New Article: Tesdell, Territoriality and the Technics of Drylands Science in Palestine and North America

Tesdell, Omar Imseeh. “Territoriality and the Technics of Drylands Science in Palestine and North America.” International Journal of Middle East Studies 47.3 (2015): 570-573.

 
URL: http://dx.doi.org/10.1017/S0020743815000586

 
Abstract
At the turn of the 20th century, agricultural experts in several countries assembled a new agro-scientific field: dryland farming. Their agricultural research practices concomitantly fashioned a new agro-ecological zone—the drylands—as the site of agronomic intervention. As part of this effort, American scientists worked in concert with colleagues in the emerging Zionist movement to investigate agricultural practices and crops in Palestine and neighboring regions, where nonirrigated or rainfed agriculture had long been practiced.
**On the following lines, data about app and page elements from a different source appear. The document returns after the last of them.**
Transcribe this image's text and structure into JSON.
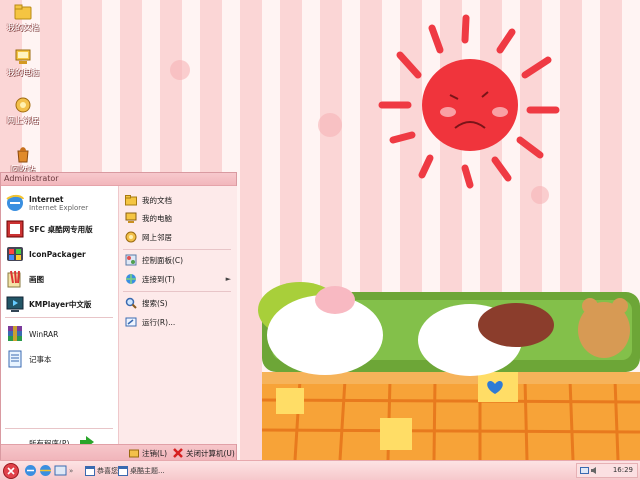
{
  "desktop": {
    "icons": [
      {
        "label": "我的文档",
        "icon": "folder-icon"
      },
      {
        "label": "我的电脑",
        "icon": "computer-icon"
      },
      {
        "label": "网上邻居",
        "icon": "network-icon"
      },
      {
        "label": "回收站",
        "icon": "recycle-bin-icon"
      }
    ]
  },
  "start_menu": {
    "user": "Administrator",
    "left_items": [
      {
        "title": "Internet",
        "subtitle": "Internet Explorer",
        "icon": "ie-icon"
      },
      {
        "title": "SFC 桌酷网专用版",
        "icon": "sfc-icon"
      },
      {
        "title": "IconPackager",
        "icon": "iconpackager-icon"
      },
      {
        "title": "画图",
        "icon": "paint-icon"
      },
      {
        "title": "KMPlayer中文版",
        "icon": "kmplayer-icon"
      },
      {
        "title": "WinRAR",
        "icon": "winrar-icon"
      },
      {
        "title": "记事本",
        "icon": "notepad-icon"
      }
    ],
    "all_programs": "所有程序(P)",
    "right_items": [
      {
        "label": "我的文档",
        "icon": "folder-icon"
      },
      {
        "label": "我的电脑",
        "icon": "computer-icon"
      },
      {
        "label": "网上邻居",
        "icon": "network-icon"
      },
      {
        "label": "控制面板(C)",
        "icon": "control-panel-icon"
      },
      {
        "label": "连接到(T)",
        "icon": "connect-icon",
        "submenu": "►"
      },
      {
        "label": "搜索(S)",
        "icon": "search-icon"
      },
      {
        "label": "运行(R)...",
        "icon": "run-icon"
      }
    ],
    "logoff": "注销(L)",
    "shutdown": "关闭计算机(U)"
  },
  "taskbar": {
    "overflow": "»",
    "tasks": [
      {
        "label": "恭喜您!",
        "icon": "window-icon"
      },
      {
        "label": "桌酷主题...",
        "icon": "window-icon"
      }
    ],
    "clock": "16:29"
  },
  "colors": {
    "accent": "#f2b7bc",
    "sun": "#f0343c"
  }
}
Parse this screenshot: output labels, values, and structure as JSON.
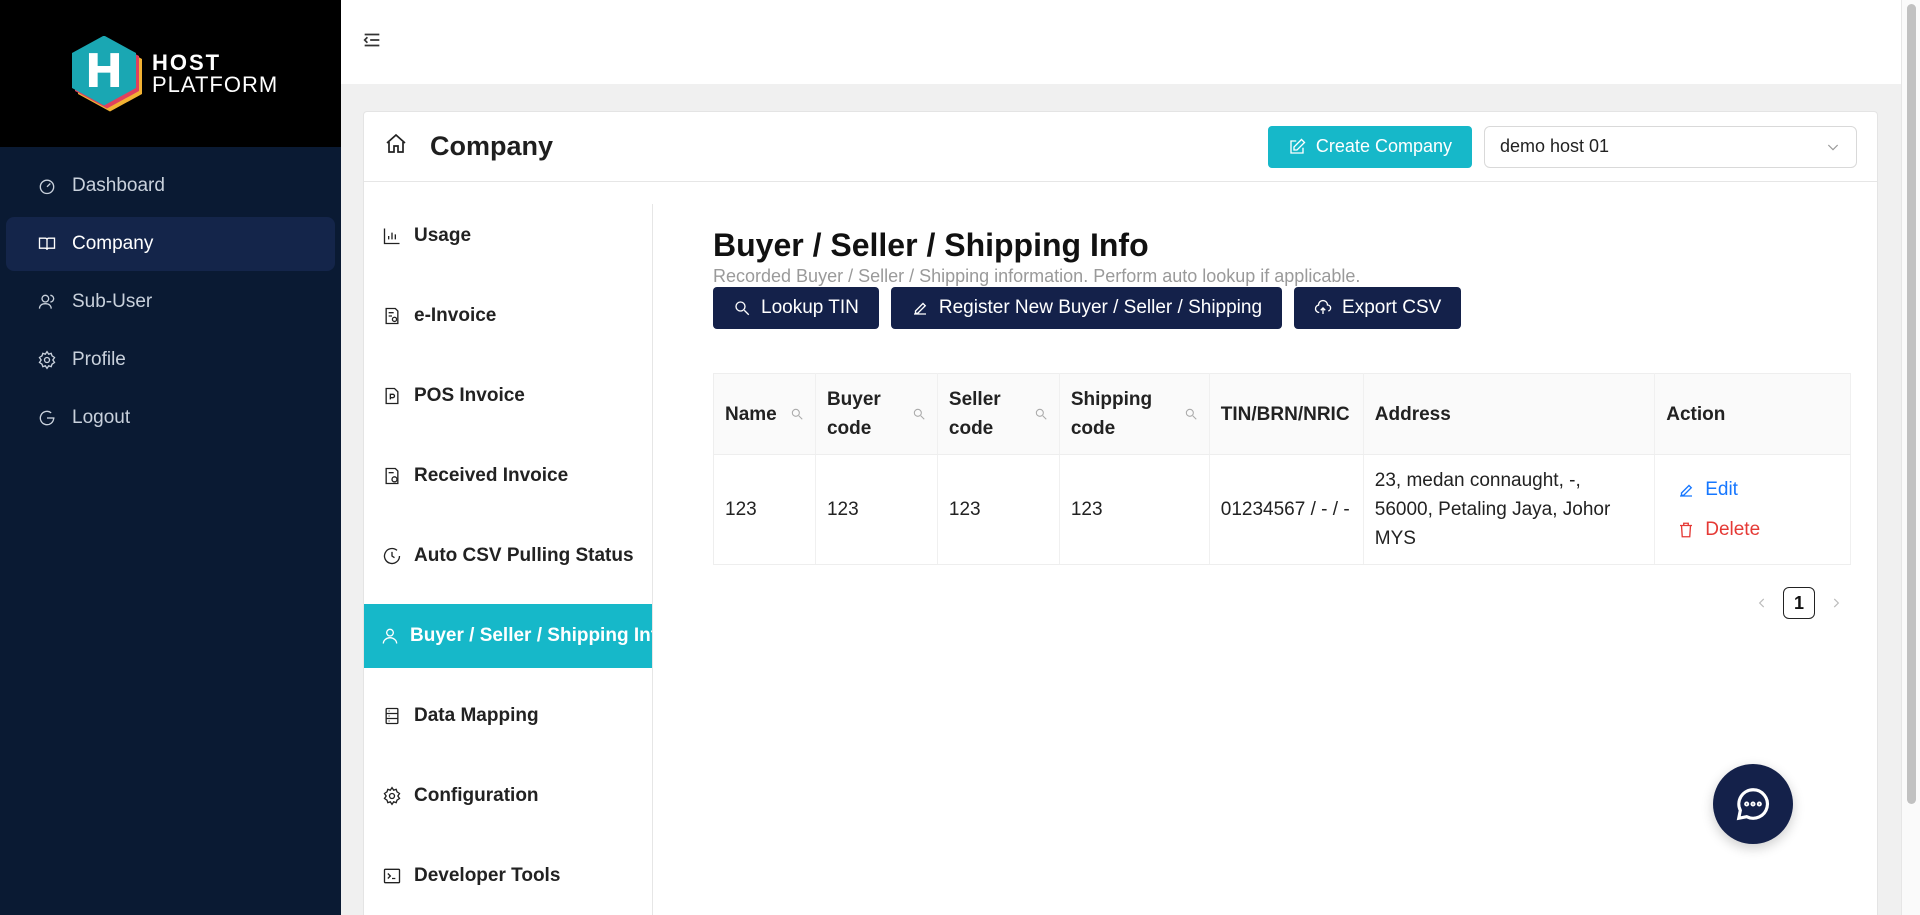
{
  "brand": {
    "line1": "HOST",
    "line2": "PLATFORM",
    "mark": "H"
  },
  "sidebar": {
    "items": [
      {
        "label": "Dashboard",
        "icon": "dashboard-icon"
      },
      {
        "label": "Company",
        "icon": "book-icon",
        "active": true
      },
      {
        "label": "Sub-User",
        "icon": "users-icon"
      },
      {
        "label": "Profile",
        "icon": "gear-icon"
      },
      {
        "label": "Logout",
        "icon": "logout-icon"
      }
    ]
  },
  "header": {
    "title": "Company",
    "create_label": "Create Company",
    "company_select": "demo host 01"
  },
  "subnav": {
    "items": [
      {
        "label": "Usage"
      },
      {
        "label": "e-Invoice"
      },
      {
        "label": "POS Invoice"
      },
      {
        "label": "Received Invoice"
      },
      {
        "label": "Auto CSV Pulling Status"
      },
      {
        "label": "Buyer / Seller / Shipping Info",
        "active": true
      },
      {
        "label": "Data Mapping"
      },
      {
        "label": "Configuration"
      },
      {
        "label": "Developer Tools"
      }
    ]
  },
  "main": {
    "title": "Buyer / Seller / Shipping Info",
    "description": "Recorded Buyer / Seller / Shipping information. Perform auto lookup if applicable.",
    "actions": {
      "lookup": "Lookup TIN",
      "register": "Register New Buyer / Seller / Shipping",
      "export": "Export CSV"
    },
    "table": {
      "columns": [
        "Name",
        "Buyer code",
        "Seller code",
        "Shipping code",
        "TIN/BRN/NRIC",
        "Address",
        "Action"
      ],
      "rows": [
        {
          "name": "123",
          "buyer_code": "123",
          "seller_code": "123",
          "shipping_code": "123",
          "tin": "01234567 / - / -",
          "address": "23, medan connaught, -, 56000, Petaling Jaya, Johor MYS",
          "edit": "Edit",
          "delete": "Delete"
        }
      ]
    },
    "pagination": {
      "current": "1"
    }
  },
  "colors": {
    "accent": "#16b8c9",
    "dark": "#14214a",
    "sidebar": "#0a1a33"
  }
}
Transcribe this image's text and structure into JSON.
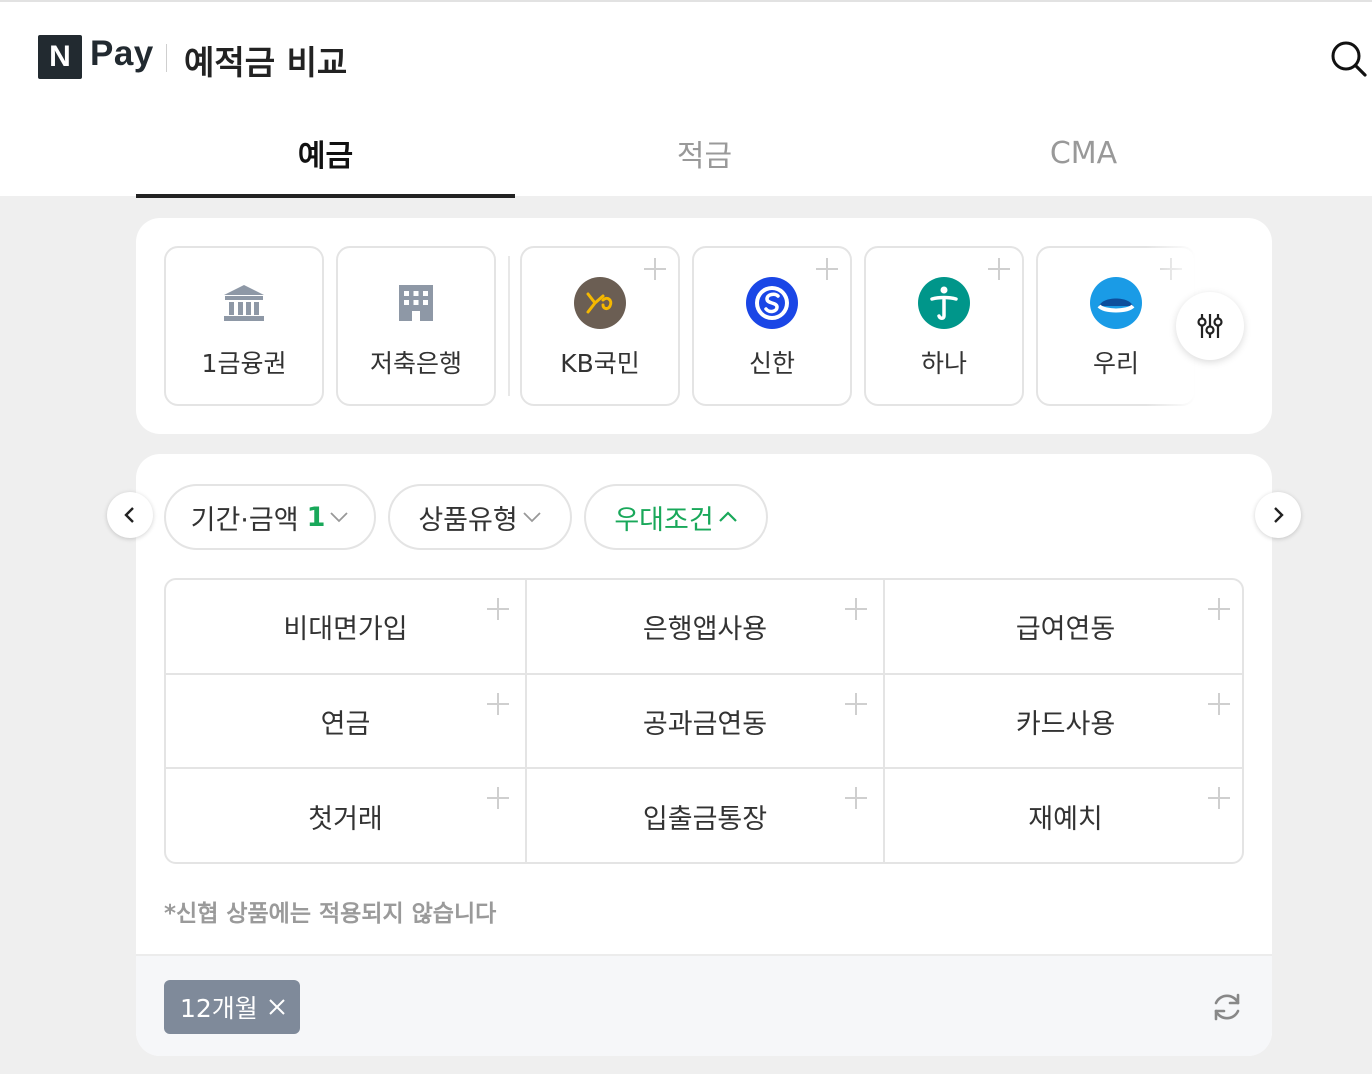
{
  "header": {
    "logo_letter": "N",
    "logo_text": "Pay",
    "title": "예적금 비교",
    "search_icon": "search-icon"
  },
  "tabs": [
    {
      "label": "예금",
      "active": true
    },
    {
      "label": "적금",
      "active": false
    },
    {
      "label": "CMA",
      "active": false
    }
  ],
  "bank_filter": {
    "groups": [
      {
        "label": "1금융권",
        "icon": "bank-building-icon"
      },
      {
        "label": "저축은행",
        "icon": "office-building-icon"
      }
    ],
    "banks": [
      {
        "label": "KB국민",
        "icon": "kb-logo-icon",
        "color": "#6b5e53"
      },
      {
        "label": "신한",
        "icon": "shinhan-logo-icon",
        "color": "#1a46e6"
      },
      {
        "label": "하나",
        "icon": "hana-logo-icon",
        "color": "#00968a"
      },
      {
        "label": "우리",
        "icon": "woori-logo-icon",
        "color": "#1a9be6"
      }
    ],
    "settings_icon": "sliders-icon"
  },
  "filters": {
    "chips": [
      {
        "label": "기간·금액",
        "count": "1",
        "state": "collapsed"
      },
      {
        "label": "상품유형",
        "count": "",
        "state": "collapsed"
      },
      {
        "label": "우대조건",
        "count": "",
        "state": "expanded"
      }
    ],
    "accent_color": "#19a85a"
  },
  "conditions": [
    [
      "비대면가입",
      "은행앱사용",
      "급여연동"
    ],
    [
      "연금",
      "공과금연동",
      "카드사용"
    ],
    [
      "첫거래",
      "입출금통장",
      "재예치"
    ]
  ],
  "note": "*신협 상품에는 적용되지 않습니다",
  "selected": {
    "tags": [
      "12개월"
    ],
    "tag_color": "#7f8a9a"
  }
}
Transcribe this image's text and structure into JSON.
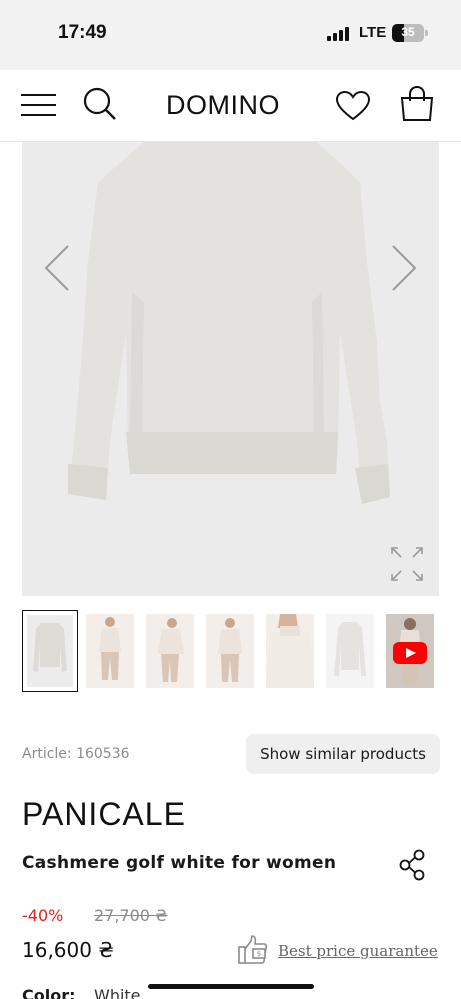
{
  "status_bar": {
    "time": "17:49",
    "network": "LTE",
    "battery": "35"
  },
  "header": {
    "logo": "DOMINO"
  },
  "gallery": {
    "thumbnails": [
      {
        "kind": "image",
        "selected": true
      },
      {
        "kind": "image",
        "selected": false
      },
      {
        "kind": "image",
        "selected": false
      },
      {
        "kind": "image",
        "selected": false
      },
      {
        "kind": "image",
        "selected": false
      },
      {
        "kind": "image",
        "selected": false
      },
      {
        "kind": "video",
        "selected": false
      }
    ]
  },
  "product": {
    "article": "Article: 160536",
    "similar_button": "Show similar products",
    "brand": "PANICALE",
    "name": "Cashmere golf white for women",
    "discount": "-40%",
    "old_price": "27,700 ₴",
    "price": "16,600 ₴",
    "best_price": "Best price guarantee",
    "color_label": "Color:",
    "color_value": "White"
  },
  "colors": {
    "discount": "#e02020",
    "muted": "#8c8c8c"
  },
  "icons": [
    "menu-icon",
    "search-icon",
    "heart-icon",
    "bag-icon",
    "chevron-left-icon",
    "chevron-right-icon",
    "expand-icon",
    "share-icon",
    "thumbs-up-price-icon",
    "youtube-play-icon"
  ]
}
In my larger manuscript project, I consider how the reorganization of rainfed farming as dryfarming is central to the history of both the Middle East and North America, where it was closely related to modern forms of power, sovereignty, and territoriality. I suggest that American interest in dryfarming science emerged out of a practical need to propel and sustain colonization of the Great Plains, but later became a joint effort of researchers from several emerging settler enterprises, including Australia, Canada, and the Zionist movement. In contrast to a naturally ocurring bioregion, I argue that the drylands spatiality was engineered through, rather than outside, the territorialization of modern power.

 

 

New Book: Shamir, The Electrification of Palestine

Shamir, Ronen. Current Flow. The Electrification of Palestine. Stanford: Stanford University Press, 2013.

 

cover for Current Flow

Whether buried underfoot or strung overhead, electrical lines are omnipresent. Not only are most societies dependent on electrical infrastructure, but this infrastructure actively shapes electrified society. From the wires, poles, and generators themselves to the entrepreneurs, engineers, politicians, and advisors who determine the process of electrification, our electrical grids can create power—and politics—just as they transmit it.

Current Flow examines the history of electrification of British-ruled Palestine in the 1920s, as it marked, affirmed, and produced social, political, and economic difference between Arabs and Jews. Considering the interplay of British colonial interests, the Jewish-Zionist leanings of a commissioned electric company, and Arab opposition within the case of the Jaffa Power House, Ronen Shamir reveals how electrification was central in assembling a material infrastructure of ethno-national separation in Palestine long before “political partition plans” had ever been envisioned. Ultimately, Current Flow sheds new light on the history of Jewish-Arab relations and offers broader sociological insights into what happens when people are transformed from users into elements of networks.

Ronen Shamir is Professor of Sociology and Anthropology at Tel-Aviv University and author of The Colonies of Law: Colonialism, Zionism and Law in Early Mandate Palestine (2000) and Managing Legal Uncertainty: Elite Lawyers in the New Deal (1996).